Aim of the exercise: Lines in the listing below that contain the string "true" are to be found and copied.
=== Begin Enclosure ===
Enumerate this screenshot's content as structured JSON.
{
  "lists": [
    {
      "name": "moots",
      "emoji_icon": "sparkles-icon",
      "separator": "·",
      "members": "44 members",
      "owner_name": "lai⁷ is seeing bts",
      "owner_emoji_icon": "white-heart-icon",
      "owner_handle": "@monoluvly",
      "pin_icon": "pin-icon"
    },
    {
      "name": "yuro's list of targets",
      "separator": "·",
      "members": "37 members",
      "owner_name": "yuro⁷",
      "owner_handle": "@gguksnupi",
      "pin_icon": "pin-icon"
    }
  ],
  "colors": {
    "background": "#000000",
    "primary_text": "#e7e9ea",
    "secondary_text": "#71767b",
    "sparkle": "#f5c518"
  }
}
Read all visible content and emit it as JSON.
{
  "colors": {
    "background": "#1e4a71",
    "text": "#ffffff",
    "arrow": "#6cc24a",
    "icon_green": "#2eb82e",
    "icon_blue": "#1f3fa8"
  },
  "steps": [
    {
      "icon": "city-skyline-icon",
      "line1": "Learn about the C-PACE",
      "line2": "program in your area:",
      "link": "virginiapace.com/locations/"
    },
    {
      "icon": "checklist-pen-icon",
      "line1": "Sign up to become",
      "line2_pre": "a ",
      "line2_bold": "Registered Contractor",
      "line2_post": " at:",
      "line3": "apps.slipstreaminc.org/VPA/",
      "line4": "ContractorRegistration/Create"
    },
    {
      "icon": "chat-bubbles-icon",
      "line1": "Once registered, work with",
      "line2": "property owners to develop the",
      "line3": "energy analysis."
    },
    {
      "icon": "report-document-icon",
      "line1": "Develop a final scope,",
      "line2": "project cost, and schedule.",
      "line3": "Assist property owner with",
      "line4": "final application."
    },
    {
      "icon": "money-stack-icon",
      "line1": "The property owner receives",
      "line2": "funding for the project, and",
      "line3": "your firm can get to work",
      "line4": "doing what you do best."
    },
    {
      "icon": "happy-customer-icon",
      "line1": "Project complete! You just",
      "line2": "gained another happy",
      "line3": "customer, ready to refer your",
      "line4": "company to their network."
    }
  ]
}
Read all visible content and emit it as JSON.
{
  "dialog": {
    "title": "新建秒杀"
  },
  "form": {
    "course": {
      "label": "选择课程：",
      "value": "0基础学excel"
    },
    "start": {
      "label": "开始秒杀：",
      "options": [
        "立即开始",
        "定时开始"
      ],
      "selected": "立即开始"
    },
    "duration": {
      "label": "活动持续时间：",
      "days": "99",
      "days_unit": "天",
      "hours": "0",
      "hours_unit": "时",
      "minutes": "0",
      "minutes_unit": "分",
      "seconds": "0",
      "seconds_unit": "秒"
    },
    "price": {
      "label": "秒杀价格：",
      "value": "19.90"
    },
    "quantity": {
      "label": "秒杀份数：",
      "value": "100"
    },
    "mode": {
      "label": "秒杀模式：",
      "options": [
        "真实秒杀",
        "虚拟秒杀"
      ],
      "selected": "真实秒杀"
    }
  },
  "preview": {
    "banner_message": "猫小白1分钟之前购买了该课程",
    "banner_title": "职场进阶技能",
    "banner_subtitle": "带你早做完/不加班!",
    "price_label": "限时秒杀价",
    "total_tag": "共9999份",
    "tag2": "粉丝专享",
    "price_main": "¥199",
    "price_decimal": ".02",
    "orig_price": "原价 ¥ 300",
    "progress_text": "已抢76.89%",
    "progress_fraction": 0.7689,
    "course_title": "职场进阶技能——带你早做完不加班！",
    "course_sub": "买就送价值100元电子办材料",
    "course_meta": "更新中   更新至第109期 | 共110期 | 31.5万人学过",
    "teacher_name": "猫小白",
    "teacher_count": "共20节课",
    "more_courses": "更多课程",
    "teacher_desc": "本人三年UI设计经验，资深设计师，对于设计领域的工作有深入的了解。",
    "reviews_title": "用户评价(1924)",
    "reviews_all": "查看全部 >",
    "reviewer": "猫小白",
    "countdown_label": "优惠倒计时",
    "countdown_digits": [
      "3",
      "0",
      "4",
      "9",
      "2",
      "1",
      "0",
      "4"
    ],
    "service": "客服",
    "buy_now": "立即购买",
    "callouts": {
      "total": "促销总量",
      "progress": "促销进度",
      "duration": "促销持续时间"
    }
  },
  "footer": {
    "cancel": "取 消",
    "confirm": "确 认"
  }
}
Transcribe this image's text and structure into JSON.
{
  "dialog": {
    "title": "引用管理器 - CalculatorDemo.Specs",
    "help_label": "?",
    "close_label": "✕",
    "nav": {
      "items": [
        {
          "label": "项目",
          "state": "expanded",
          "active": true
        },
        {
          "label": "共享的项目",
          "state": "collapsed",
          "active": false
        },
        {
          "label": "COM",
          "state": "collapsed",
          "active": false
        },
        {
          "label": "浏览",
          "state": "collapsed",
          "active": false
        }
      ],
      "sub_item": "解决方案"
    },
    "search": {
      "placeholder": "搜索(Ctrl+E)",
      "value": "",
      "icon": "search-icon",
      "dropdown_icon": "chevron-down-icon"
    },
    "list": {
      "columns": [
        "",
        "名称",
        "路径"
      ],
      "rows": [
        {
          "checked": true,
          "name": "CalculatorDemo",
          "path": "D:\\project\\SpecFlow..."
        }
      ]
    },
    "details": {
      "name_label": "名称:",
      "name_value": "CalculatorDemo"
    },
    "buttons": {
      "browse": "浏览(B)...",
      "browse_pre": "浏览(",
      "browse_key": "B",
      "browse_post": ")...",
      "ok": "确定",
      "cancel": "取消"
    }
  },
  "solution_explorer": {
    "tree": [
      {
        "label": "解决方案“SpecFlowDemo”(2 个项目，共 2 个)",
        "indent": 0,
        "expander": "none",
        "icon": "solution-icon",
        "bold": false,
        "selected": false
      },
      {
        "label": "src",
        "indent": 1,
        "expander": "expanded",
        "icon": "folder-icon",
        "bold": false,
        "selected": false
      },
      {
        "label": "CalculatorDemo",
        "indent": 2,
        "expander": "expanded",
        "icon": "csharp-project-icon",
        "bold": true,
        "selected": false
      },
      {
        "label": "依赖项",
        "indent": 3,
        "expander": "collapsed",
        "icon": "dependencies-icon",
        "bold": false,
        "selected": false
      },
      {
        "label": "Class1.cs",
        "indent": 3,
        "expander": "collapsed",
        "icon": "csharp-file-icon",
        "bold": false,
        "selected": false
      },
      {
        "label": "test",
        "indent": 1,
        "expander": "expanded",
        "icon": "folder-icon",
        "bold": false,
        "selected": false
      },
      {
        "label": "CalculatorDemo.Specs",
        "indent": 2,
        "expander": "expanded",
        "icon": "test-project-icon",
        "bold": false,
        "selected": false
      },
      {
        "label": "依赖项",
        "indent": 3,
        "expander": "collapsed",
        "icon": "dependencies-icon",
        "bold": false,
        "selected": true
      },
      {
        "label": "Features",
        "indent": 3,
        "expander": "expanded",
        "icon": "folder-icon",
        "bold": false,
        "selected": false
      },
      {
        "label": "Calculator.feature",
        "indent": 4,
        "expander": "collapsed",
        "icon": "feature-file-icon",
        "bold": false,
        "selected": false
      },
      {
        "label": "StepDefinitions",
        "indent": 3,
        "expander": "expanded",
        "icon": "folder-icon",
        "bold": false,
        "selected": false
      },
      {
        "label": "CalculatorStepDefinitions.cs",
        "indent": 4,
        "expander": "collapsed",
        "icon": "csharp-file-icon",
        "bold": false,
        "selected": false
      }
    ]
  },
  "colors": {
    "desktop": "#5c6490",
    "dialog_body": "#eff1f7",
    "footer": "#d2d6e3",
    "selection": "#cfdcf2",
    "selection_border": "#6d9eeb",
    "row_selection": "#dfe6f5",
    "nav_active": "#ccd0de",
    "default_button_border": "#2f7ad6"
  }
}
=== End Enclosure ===
Result of this task:
          "active": true
          "checked": true,
        "bold": true,
        "selected": true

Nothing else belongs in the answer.